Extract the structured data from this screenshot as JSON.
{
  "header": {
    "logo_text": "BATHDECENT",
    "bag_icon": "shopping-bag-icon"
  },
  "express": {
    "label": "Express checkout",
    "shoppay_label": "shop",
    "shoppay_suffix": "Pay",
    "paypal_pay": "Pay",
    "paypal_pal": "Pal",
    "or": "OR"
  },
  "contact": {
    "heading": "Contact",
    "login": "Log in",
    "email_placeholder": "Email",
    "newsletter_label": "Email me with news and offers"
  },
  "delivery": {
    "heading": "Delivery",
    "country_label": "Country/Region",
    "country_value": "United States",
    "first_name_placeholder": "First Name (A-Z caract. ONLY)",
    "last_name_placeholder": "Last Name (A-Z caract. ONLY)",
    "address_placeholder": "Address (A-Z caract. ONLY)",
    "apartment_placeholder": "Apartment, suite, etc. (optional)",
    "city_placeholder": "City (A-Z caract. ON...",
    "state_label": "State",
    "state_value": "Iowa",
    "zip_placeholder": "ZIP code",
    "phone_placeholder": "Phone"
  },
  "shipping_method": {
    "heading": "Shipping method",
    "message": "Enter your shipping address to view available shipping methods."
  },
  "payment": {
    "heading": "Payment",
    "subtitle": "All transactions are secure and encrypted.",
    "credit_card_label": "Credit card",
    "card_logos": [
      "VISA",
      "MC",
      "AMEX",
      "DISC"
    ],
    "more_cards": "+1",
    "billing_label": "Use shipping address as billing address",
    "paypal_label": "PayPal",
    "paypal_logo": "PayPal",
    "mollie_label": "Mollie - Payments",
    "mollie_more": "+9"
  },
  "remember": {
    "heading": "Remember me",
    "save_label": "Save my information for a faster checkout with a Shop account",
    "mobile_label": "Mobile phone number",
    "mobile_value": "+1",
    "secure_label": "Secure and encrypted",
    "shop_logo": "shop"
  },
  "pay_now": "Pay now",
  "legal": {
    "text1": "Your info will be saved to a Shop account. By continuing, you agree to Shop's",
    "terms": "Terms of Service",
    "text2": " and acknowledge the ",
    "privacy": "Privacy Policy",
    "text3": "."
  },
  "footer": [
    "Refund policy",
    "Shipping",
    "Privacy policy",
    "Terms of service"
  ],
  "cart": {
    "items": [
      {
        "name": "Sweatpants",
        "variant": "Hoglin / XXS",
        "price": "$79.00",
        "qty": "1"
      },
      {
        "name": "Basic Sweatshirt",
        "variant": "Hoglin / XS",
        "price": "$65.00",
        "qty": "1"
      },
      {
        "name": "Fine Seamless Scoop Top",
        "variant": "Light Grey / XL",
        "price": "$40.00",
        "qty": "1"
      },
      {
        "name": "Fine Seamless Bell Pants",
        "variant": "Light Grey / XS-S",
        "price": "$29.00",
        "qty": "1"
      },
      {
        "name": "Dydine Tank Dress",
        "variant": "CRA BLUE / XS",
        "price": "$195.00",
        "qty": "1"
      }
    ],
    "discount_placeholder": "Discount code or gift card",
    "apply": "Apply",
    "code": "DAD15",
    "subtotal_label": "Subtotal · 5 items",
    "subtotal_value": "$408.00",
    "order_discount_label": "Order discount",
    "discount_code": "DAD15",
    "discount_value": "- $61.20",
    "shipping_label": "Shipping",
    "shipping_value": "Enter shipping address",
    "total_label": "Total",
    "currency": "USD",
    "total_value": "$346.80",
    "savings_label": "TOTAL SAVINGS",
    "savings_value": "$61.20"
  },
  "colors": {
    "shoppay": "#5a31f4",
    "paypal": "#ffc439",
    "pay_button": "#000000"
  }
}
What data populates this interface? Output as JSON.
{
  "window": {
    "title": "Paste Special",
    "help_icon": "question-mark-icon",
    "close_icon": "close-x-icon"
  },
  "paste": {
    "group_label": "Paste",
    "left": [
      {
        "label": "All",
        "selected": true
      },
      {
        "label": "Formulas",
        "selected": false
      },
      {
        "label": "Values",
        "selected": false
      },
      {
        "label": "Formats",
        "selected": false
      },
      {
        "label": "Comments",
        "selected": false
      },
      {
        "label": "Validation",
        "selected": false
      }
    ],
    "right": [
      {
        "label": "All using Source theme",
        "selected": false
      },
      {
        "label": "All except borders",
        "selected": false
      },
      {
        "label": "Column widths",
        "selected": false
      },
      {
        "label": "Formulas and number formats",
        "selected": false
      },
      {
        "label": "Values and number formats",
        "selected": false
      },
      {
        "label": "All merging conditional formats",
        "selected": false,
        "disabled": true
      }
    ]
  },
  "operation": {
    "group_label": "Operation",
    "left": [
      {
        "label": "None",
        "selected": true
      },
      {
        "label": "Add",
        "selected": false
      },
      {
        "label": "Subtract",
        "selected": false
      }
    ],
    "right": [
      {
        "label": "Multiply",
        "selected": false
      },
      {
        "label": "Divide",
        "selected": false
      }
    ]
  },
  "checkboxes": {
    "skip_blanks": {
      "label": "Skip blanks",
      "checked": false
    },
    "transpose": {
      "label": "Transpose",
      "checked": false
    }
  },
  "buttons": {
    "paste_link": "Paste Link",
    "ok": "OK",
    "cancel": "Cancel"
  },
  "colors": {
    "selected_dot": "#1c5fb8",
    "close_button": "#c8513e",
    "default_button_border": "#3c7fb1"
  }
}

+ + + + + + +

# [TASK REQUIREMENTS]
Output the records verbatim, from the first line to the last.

# [TASK RESULT]
Extract the structured data from this screenshot as JSON.
{
  "header": {
    "logo_text": "BATHDECENT",
    "bag_icon": "shopping-bag-icon"
  },
  "express": {
    "label": "Express checkout",
    "shoppay_label": "shop",
    "shoppay_suffix": "Pay",
    "paypal_pay": "Pay",
    "paypal_pal": "Pal",
    "or": "OR"
  },
  "contact": {
    "heading": "Contact",
    "login": "Log in",
    "email_placeholder": "Email",
    "newsletter_label": "Email me with news and offers"
  },
  "delivery": {
    "heading": "Delivery",
    "country_label": "Country/Region",
    "country_value": "United States",
    "first_name_placeholder": "First Name (A-Z caract. ONLY)",
    "last_name_placeholder": "Last Name (A-Z caract. ONLY)",
    "address_placeholder": "Address (A-Z caract. ONLY)",
    "apartment_placeholder": "Apartment, suite, etc. (optional)",
    "city_placeholder": "City (A-Z caract. ON...",
    "state_label": "State",
    "state_value": "Iowa",
    "zip_placeholder": "ZIP code",
    "phone_placeholder": "Phone"
  },
  "shipping_method": {
    "heading": "Shipping method",
    "message": "Enter your shipping address to view available shipping methods."
  },
  "payment": {
    "heading": "Payment",
    "subtitle": "All transactions are secure and encrypted.",
    "credit_card_label": "Credit card",
    "card_logos": [
      "VISA",
      "MC",
      "AMEX",
      "DISC"
    ],
    "more_cards": "+1",
    "billing_label": "Use shipping address as billing address",
    "paypal_label": "PayPal",
    "paypal_logo": "PayPal",
    "mollie_label": "Mollie - Payments",
    "mollie_more": "+9"
  },
  "remember": {
    "heading": "Remember me",
    "save_label": "Save my information for a faster checkout with a Shop account",
    "mobile_label": "Mobile phone number",
    "mobile_value": "+1",
    "secure_label": "Secure and encrypted",
    "shop_logo": "shop"
  },
  "pay_now": "Pay now",
  "legal": {
    "text1": "Your info will be saved to a Shop account. By continuing, you agree to Shop's",
    "terms": "Terms of Service",
    "text2": " and acknowledge the ",
    "privacy": "Privacy Policy",
    "text3": "."
  },
  "footer": [
    "Refund policy",
    "Shipping",
    "Privacy policy",
    "Terms of service"
  ],
  "cart": {
    "items": [
      {
        "name": "Sweatpants",
        "variant": "Hoglin / XXS",
        "price": "$79.00",
        "qty": "1"
      },
      {
        "name": "Basic Sweatshirt",
        "variant": "Hoglin / XS",
        "price": "$65.00",
        "qty": "1"
      },
      {
        "name": "Fine Seamless Scoop Top",
        "variant": "Light Grey / XL",
        "price": "$40.00",
        "qty": "1"
      },
      {
        "name": "Fine Seamless Bell Pants",
        "variant": "Light Grey / XS-S",
        "price": "$29.00",
        "qty": "1"
      },
      {
        "name": "Dydine Tank Dress",
        "variant": "CRA BLUE / XS",
        "price": "$195.00",
        "qty": "1"
      }
    ],
    "discount_placeholder": "Discount code or gift card",
    "apply": "Apply",
    "code": "DAD15",
    "subtotal_label": "Subtotal · 5 items",
    "subtotal_value": "$408.00",
    "order_discount_label": "Order discount",
    "discount_code": "DAD15",
    "discount_value": "- $61.20",
    "shipping_label": "Shipping",
    "shipping_value": "Enter shipping address",
    "total_label": "Total",
    "currency": "USD",
    "total_value": "$346.80",
    "savings_label": "TOTAL SAVINGS",
    "savings_value": "$61.20"
  },
  "colors": {
    "shoppay": "#5a31f4",
    "paypal": "#ffc439",
    "pay_button": "#000000"
  }
}
What data populates this interface? Output as JSON.
{
  "window": {
    "title": "Paste Special",
    "help_icon": "question-mark-icon",
    "close_icon": "close-x-icon"
  },
  "paste": {
    "group_label": "Paste",
    "left": [
      {
        "label": "All",
        "selected": true
      },
      {
        "label": "Formulas",
        "selected": false
      },
      {
        "label": "Values",
        "selected": false
      },
      {
        "label": "Formats",
        "selected": false
      },
      {
        "label": "Comments",
        "selected": false
      },
      {
        "label": "Validation",
        "selected": false
      }
    ],
    "right": [
      {
        "label": "All using Source theme",
        "selected": false
      },
      {
        "label": "All except borders",
        "selected": false
      },
      {
        "label": "Column widths",
        "selected": false
      },
      {
        "label": "Formulas and number formats",
        "selected": false
      },
      {
        "label": "Values and number formats",
        "selected": false
      },
      {
        "label": "All merging conditional formats",
        "selected": false,
        "disabled": true
      }
    ]
  },
  "operation": {
    "group_label": "Operation",
    "left": [
      {
        "label": "None",
        "selected": true
      },
      {
        "label": "Add",
        "selected": false
      },
      {
        "label": "Subtract",
        "selected": false
      }
    ],
    "right": [
      {
        "label": "Multiply",
        "selected": false
      },
      {
        "label": "Divide",
        "selected": false
      }
    ]
  },
  "checkboxes": {
    "skip_blanks": {
      "label": "Skip blanks",
      "checked": false
    },
    "transpose": {
      "label": "Transpose",
      "checked": false
    }
  },
  "buttons": {
    "paste_link": "Paste Link",
    "ok": "OK",
    "cancel": "Cancel"
  },
  "colors": {
    "selected_dot": "#1c5fb8",
    "close_button": "#c8513e",
    "default_button_border": "#3c7fb1"
  }
}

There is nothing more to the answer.